Things were noticeably more haphazard walking into the venue Friday. We did have some very full port a potties, and passed places that they had apparently blown over in the storm the night before. Obvious trash was blown everywhere and hadn’t been collected from the piles that people had attempted to make, and it seemed there were significantly less staff on the grounds and at the entry points. Every person I saw that was working, however, was working HARD and they tried their best to help us whenever we asked for something. Please keep in mind that the extreme rain the night before created a ton of mud, and thousands of people walking the same muddy paths for hours just made those conditions worse. I’m not sure that the access roads to the campground were even accessible by vehicles larger than an ATV on Friday morning, so some of the disarray is justified. While there were some piles of trash that we acknowledged inside the venue, we did also see sanitation out attempting to keep up and deal with the situation.

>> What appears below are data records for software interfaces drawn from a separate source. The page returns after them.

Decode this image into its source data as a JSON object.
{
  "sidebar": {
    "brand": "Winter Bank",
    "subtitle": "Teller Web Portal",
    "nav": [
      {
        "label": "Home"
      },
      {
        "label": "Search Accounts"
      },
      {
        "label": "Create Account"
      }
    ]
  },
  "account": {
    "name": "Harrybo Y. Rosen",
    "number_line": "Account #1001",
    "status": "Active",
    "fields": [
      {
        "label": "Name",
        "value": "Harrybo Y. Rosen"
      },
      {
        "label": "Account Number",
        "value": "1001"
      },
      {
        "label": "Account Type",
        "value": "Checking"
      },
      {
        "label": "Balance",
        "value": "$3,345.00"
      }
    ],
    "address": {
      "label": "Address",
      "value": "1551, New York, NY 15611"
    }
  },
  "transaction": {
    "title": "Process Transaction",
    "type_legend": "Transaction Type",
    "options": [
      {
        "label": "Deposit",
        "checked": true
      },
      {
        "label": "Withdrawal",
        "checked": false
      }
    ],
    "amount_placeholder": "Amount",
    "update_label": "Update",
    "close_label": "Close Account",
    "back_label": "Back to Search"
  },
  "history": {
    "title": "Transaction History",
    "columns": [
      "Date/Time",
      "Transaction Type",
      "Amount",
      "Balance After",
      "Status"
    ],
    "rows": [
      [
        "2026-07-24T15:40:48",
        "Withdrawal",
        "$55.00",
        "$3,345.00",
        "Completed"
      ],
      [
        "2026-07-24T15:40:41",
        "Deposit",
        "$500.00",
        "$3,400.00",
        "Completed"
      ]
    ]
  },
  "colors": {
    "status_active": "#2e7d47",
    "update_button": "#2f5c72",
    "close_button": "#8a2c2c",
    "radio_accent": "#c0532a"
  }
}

The venue itself was still incredibly full of people, and as the day went on the crowds only increased. The crowds had amazing energy, it seemed like every stage we stopped at had a band who was up there leaving it all out on the stage, crowd surfing was everywhere, and even the smaller bands had great pits! We did not use the venue provided water refill stations, so we can not speak to how many there were or where they were located. We did, however, see bottled water being distributed to the crowd on several occasions from pallets. The lines for food (at least the ones we were in) moved as expected. The one gripe we do have about this year is the food prices – while not as shocking as some of the vendors last year, two slices of pizza and one can of soda was $32!
We have some specific band performance reviews here, but Friday was a good day. The sound was amazing, the crowd was giving all their energy to the bands on stage, the weather was still hot, but cooler than it had been, and when we got back to Camp OMG at the end of the day our stuff was dry enough that we were able to sleep in our tent on our air mattress instead of in the truck. We were confident that as long as we didn’t get any more severe weather that we would be able to limp our way through the rest of the weekend as long as we could resupply from the general store.

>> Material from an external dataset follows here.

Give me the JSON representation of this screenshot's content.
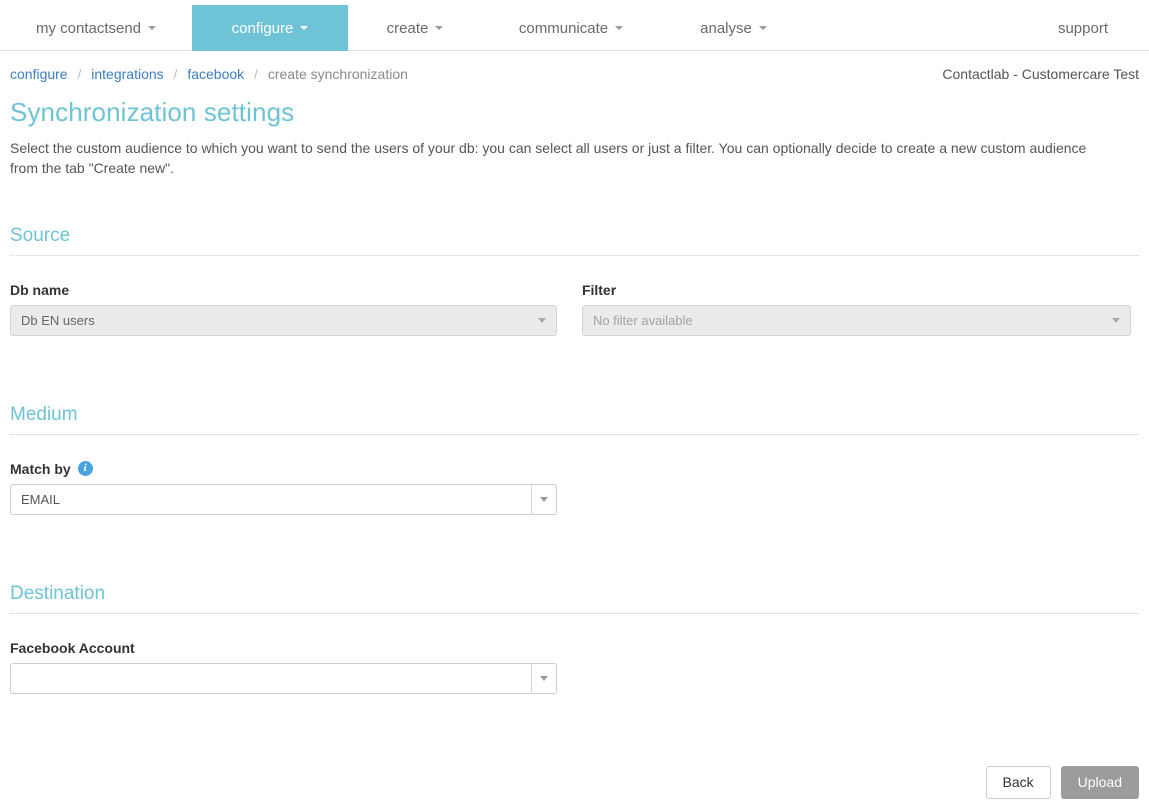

Saturday, September 9th
I can’t even bring myself to post the lineup for what was supposed to be Saturday.
Saturday began with my phone exploding with multiple notifications from friends that there was severe weather approaching with 30-40 mph wind, heavy rain, thunder and lightning, and that they would be opening the gates late. We honestly panicked, knowing that we couldn’t survive another storm and it would be the end of our trip. The storm never came. We had some light, drizzly weather for about an hour before we received word that the Saturday lineup had been cancelled and that we would know about Sunday by 5 pm. In true #adventure fashion, Mosher Meadows came together and created a massive slip and slide! For nearly six hours we had a steady stream of people at Camp OMG – all ages, all sizes, costumes, EMS. Pit Crew came up for a while, neighbors passed out bottles of water and snacks, we had speakers and music, and we made our own fun!